**WHAT YOU WILL DO**. Find every line of the records that has "heading" and return it.

PROVIDED RECORDS: Begin

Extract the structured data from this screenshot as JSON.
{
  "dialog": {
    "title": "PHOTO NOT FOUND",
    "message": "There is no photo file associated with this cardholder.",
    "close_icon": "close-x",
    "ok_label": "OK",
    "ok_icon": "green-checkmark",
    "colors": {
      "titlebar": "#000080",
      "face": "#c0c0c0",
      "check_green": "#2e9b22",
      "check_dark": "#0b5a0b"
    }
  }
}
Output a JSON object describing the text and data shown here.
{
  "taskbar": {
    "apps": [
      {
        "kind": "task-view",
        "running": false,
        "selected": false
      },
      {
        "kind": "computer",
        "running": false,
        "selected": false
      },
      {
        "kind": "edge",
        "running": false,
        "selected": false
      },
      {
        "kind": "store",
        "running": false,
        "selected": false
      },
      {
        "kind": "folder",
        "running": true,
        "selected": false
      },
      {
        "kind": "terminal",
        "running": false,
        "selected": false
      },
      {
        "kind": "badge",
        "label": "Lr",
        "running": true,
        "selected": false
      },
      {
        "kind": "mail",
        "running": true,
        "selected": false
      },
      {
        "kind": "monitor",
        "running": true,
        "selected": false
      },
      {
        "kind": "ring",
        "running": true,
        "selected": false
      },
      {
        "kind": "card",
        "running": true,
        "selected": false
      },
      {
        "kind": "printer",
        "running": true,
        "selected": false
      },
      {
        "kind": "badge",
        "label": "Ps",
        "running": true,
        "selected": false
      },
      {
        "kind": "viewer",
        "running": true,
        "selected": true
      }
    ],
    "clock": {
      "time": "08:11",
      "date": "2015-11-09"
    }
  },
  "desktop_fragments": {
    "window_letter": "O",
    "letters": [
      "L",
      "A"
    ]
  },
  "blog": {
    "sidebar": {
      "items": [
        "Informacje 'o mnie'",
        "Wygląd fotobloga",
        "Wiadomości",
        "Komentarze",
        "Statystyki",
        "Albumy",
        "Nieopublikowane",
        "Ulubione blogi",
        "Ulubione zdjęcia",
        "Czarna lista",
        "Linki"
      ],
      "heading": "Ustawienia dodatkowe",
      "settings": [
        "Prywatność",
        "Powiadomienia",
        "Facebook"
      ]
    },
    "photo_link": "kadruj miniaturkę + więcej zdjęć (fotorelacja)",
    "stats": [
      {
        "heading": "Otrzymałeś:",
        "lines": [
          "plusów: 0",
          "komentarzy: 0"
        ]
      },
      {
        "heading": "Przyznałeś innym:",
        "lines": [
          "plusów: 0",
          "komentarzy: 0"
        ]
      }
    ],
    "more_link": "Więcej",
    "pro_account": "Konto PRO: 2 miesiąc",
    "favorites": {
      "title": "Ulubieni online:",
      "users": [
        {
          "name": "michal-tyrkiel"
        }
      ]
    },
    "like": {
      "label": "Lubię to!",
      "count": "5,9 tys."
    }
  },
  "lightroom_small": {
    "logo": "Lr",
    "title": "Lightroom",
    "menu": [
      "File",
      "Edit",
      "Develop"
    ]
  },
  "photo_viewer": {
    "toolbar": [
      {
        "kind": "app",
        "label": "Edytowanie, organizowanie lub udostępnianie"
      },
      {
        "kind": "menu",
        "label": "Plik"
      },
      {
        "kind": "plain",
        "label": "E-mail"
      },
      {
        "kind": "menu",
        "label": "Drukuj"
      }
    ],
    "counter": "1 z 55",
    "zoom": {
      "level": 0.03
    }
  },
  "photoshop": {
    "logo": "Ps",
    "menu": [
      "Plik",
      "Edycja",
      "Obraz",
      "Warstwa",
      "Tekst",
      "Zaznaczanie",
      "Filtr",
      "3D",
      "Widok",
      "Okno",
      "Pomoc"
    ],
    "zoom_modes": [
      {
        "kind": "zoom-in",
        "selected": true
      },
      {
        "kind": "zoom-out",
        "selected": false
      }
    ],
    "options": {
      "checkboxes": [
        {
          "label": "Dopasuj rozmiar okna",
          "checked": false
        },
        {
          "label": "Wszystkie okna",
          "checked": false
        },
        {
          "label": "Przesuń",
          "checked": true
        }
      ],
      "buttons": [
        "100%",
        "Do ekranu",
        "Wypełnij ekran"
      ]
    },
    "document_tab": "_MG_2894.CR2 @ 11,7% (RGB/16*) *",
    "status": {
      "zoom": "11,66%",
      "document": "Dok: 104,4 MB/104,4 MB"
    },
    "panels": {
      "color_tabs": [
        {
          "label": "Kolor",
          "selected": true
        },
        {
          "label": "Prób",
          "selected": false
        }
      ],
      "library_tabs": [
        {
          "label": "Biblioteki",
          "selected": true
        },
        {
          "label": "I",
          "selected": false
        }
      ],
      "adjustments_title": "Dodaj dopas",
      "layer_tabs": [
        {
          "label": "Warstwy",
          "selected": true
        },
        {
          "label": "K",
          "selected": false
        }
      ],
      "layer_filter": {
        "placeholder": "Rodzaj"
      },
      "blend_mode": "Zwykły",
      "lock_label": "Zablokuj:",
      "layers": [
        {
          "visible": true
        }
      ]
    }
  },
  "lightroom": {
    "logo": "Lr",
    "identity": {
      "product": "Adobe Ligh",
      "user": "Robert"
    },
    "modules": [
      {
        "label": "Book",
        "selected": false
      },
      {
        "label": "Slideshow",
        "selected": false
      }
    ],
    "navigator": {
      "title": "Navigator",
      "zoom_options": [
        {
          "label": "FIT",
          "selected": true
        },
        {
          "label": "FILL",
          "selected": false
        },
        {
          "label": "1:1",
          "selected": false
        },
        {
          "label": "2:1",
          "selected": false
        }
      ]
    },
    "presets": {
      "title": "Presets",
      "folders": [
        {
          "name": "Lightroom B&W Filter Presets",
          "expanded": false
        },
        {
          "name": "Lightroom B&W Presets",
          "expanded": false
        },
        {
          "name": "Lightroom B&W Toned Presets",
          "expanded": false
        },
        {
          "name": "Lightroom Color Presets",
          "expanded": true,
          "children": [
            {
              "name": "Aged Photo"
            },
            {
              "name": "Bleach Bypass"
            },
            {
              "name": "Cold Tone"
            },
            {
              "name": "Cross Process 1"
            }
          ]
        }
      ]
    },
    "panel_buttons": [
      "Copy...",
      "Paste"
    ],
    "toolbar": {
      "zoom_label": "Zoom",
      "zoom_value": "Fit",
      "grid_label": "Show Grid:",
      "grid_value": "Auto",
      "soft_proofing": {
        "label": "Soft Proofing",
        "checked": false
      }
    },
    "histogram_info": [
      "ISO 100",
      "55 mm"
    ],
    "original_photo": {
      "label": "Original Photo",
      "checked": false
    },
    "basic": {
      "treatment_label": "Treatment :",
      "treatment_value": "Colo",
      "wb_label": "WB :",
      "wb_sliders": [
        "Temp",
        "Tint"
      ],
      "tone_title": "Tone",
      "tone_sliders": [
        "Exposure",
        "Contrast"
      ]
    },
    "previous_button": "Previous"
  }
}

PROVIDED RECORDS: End

**WRITTEN ANSWER**.
      "heading": "Ustawienia dodatkowe",
        "heading": "Otrzymałeś:",
        "heading": "Przyznałeś innym:",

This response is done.